>>>>>
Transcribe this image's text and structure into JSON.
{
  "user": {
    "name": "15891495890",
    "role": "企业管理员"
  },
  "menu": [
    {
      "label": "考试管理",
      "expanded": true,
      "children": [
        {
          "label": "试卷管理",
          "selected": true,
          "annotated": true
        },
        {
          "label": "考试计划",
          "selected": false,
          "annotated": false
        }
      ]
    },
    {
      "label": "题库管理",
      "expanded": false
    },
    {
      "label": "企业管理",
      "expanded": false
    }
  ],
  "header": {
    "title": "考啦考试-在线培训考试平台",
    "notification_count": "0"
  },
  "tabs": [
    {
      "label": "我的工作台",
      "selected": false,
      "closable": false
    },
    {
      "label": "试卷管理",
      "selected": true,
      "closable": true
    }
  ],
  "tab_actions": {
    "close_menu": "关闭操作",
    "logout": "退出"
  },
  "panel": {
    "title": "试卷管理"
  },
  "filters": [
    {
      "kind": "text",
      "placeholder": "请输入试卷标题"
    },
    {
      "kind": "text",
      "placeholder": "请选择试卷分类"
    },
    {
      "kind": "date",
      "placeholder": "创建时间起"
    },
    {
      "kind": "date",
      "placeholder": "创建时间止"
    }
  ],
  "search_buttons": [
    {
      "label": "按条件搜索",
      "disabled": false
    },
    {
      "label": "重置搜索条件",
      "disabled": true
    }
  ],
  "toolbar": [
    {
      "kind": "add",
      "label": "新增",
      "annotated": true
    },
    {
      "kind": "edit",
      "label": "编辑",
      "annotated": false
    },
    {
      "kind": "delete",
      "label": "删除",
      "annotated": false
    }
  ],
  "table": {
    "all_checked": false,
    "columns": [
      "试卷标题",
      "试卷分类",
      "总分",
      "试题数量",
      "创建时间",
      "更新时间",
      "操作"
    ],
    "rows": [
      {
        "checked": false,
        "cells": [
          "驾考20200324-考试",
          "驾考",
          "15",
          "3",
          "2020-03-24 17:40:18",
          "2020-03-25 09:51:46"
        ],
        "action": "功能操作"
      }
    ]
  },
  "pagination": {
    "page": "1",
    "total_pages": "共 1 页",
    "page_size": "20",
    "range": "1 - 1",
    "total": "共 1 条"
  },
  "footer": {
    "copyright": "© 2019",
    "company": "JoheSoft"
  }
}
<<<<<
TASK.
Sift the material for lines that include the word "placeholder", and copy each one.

TASK SOLUTION.
      "placeholder": "请输入试卷标题"
      "placeholder": "请选择试卷分类"
      "placeholder": "创建时间起"
      "placeholder": "创建时间止"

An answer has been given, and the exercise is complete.